GIVEN DATA:
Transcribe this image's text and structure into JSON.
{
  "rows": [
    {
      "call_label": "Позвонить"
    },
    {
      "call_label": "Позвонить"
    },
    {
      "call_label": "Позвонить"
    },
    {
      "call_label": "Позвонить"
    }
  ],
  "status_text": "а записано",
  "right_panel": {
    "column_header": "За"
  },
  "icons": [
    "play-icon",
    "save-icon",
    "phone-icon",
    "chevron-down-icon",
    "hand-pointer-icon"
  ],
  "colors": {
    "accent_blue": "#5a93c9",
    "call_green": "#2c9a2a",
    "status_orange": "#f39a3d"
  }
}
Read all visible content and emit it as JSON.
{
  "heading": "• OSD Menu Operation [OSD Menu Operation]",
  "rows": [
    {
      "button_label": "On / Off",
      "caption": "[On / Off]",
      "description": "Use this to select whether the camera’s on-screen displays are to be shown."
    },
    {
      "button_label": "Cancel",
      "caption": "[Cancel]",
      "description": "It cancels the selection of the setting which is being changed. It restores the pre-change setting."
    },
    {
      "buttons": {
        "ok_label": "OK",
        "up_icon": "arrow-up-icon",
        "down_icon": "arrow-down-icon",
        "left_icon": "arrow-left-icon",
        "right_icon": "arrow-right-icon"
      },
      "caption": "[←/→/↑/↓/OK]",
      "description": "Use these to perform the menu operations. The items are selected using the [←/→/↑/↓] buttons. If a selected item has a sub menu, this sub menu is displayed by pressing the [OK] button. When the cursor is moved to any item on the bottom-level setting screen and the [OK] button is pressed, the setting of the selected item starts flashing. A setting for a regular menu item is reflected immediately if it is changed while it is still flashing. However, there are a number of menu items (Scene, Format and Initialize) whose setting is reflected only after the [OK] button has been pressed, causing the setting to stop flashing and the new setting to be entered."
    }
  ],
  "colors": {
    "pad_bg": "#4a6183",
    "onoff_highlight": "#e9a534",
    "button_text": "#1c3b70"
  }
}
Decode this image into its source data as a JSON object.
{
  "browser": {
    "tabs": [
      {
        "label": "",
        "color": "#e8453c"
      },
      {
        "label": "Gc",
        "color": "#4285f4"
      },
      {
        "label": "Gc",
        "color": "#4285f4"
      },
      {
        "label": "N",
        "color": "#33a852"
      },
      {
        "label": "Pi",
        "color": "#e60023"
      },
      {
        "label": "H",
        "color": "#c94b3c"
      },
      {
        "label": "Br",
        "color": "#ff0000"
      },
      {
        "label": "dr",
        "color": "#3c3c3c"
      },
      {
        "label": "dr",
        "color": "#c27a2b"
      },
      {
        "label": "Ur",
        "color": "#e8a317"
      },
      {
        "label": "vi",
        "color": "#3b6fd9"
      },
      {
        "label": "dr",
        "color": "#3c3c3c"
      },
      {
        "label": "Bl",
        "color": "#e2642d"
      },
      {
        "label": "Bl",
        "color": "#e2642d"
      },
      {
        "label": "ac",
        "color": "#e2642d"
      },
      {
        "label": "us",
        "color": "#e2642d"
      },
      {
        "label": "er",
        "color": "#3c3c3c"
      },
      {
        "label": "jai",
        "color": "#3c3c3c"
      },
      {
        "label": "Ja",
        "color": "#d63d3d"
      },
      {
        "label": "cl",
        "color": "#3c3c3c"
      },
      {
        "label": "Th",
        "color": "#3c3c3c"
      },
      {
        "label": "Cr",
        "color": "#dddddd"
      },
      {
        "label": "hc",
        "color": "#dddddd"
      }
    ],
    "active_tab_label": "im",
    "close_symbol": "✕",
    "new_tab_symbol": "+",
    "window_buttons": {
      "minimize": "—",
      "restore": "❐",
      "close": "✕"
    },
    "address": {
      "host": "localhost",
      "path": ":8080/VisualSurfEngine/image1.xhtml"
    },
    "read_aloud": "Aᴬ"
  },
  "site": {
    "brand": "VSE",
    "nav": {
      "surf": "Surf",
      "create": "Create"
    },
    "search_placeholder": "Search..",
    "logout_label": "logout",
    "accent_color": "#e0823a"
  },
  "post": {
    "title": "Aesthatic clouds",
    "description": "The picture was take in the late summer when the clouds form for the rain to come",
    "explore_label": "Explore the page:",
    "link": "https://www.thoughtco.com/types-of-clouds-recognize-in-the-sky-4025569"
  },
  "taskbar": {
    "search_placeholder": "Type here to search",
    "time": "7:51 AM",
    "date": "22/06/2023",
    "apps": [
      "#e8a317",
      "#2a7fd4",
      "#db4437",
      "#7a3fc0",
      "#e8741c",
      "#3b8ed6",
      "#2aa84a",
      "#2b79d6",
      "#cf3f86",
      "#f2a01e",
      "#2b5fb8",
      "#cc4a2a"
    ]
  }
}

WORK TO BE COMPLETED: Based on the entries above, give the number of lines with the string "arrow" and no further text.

OUTPUT OF THE EXERCISE: 4